As we go through Black History Month and participate in the university’s campus climate survey, it seems necessary to look at the progression and success of minority students who have graduated from Marquette. Luckily, the Educational Opportunity Program, produced a short film that encapsulates the power of connecting with students and providing them with an opportunity to not only hurdle obstacles and graduate, but also inspire others to succeed and impact their communities.
The beginning of “Answering the Call” begins with former president Lyndon B. Johnson talking about voting rights and providing people with the opportunity to interject their thoughts and views. Soon after, the scene shifts to Milwaukee, where footage displays Marquette students and Jesuit priests walking together and making their voices heard. Using past footage to illuminate the current climate of the EOP gives viewers context and relevance, two aspects of film that are vital to connecting with the audience.
Alumnus Maureen Hoyler, a former staff member of the EOP, Arnold L. Mitchem, the first director of the EOP and Rep. Gwen Moore, part of the EOP’s first graduating class, all give their takes on the struggle to form the EOP, previously called the Program for Culturally Diverse Students. Getting first-hand accounts from people who experienced the rigors and turmoil of helping low-income and first-generation students provides instant credibility, an issue that films and documentaries have displayed with when depicting an accurate historical narrative.
The production of the documentary is outstanding, capturing scenery throughout Marquette’s campus including the St. Joan of Arc Chapel and numerous academic buildings like Lalumiere Hall. Likewise, obtaining interviews with current students allows viewers to see the parallel between past and present, which includes the EOP and similar programs, and how their journeys all are distinct yet similar since EOP provides community.
With race relations at the forefront of political and social issues, it was refreshing to see how the EOP is primarily focused on assisting students in their program with financial assistance before looking at race. Yes, socioeconomic status is somewhat connected to the racial divide in Milwaukee, noted as one of the most segregated cities in America. But the documentary shows that EOP is concerned with providing minority students a chance to engage with Marquette in their Upward Bound program, attend school at Marquette while being a part of the Student Support Services program. This allows them to pursue other opportunities including post-secondary schooling, employment and most importantly, success in the real world.
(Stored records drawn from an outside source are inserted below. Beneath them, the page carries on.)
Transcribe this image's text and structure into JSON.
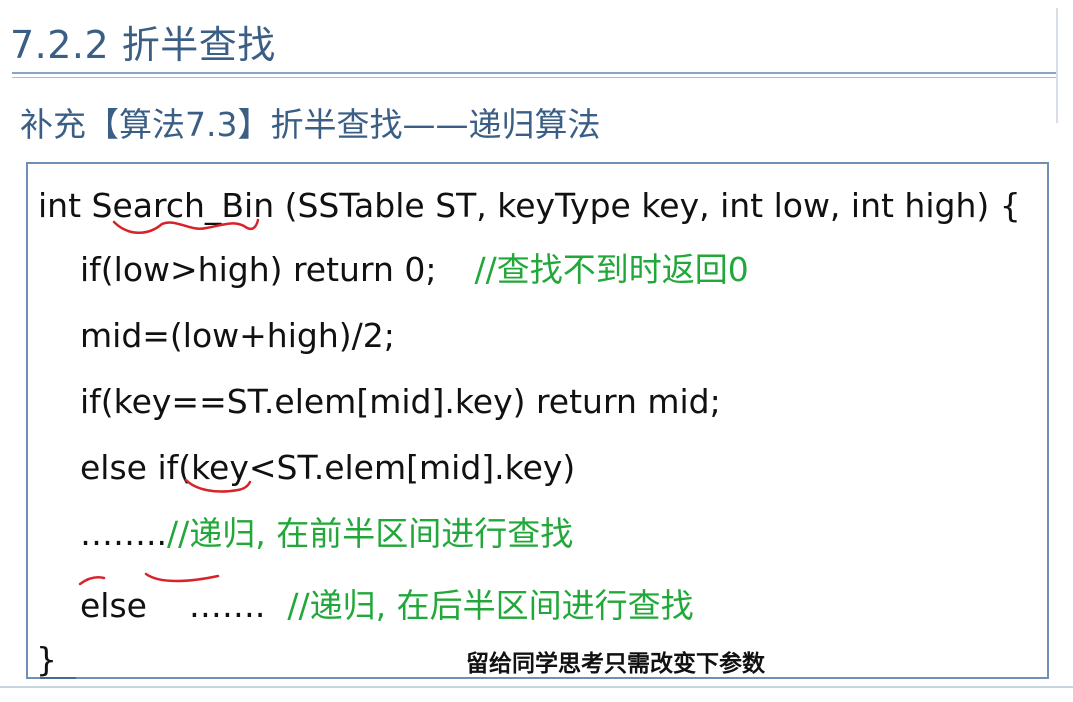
{
  "slide": {
    "title": "7.2.2 折半查找",
    "subtitle": "补充【算法7.3】折半查找——递归算法"
  },
  "code": {
    "line1": "int Search_Bin (SSTable ST, keyType key, int low, int high) {",
    "line2_code": "if(low>high) return 0;",
    "line2_comment": "//查找不到时返回0",
    "line3": "mid=(low+high)/2;",
    "line4": "if(key==ST.elem[mid].key)  return mid;",
    "line5": "else if(key<ST.elem[mid].key)",
    "line6_code": "……..",
    "line6_comment": "//递归, 在前半区间进行查找",
    "line7_code": "else    …….",
    "line7_comment": "//递归, 在后半区间进行查找",
    "line8": "}"
  },
  "note": "留给同学思考只需改变下参数",
  "colors": {
    "heading": "#3b5e85",
    "comment": "#22a83a",
    "annotation_ink": "#d8232a",
    "box_border": "#6f8fb8"
  }
}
Effective documentaries relive pertinent details and observations about an idea, project or person, and “Answering the Call’’ goes through a series of events to show the progression of Marquette from 1969 until 2015. This timeline of events allows for continuity and gives the audience a chance to follow along to see where they have gone and where they plan to go.
The genuine nature of the film also resonates with viewers for its empathy and understanding, two emotions that sometimes are ignored when dealing with social issues and educational matters. Learning about individuals’ stories helped me stray away from making generalizations and gave me an opportunity to dive deeper into what motivates and drives people toward success.
As a black male student on campus, it is sometimes hard to overcome a certain stigma and stereotype. Yet the short film can provide any person—whether they be black, white, female, gay or straight—a ray of hope. Marquette and the EOP are geared to change the lives of students and people in the Milwaukee community and beyond through scholarship and leadership. That is how you a respond to a message and answer the call.
The short film can be viewed here: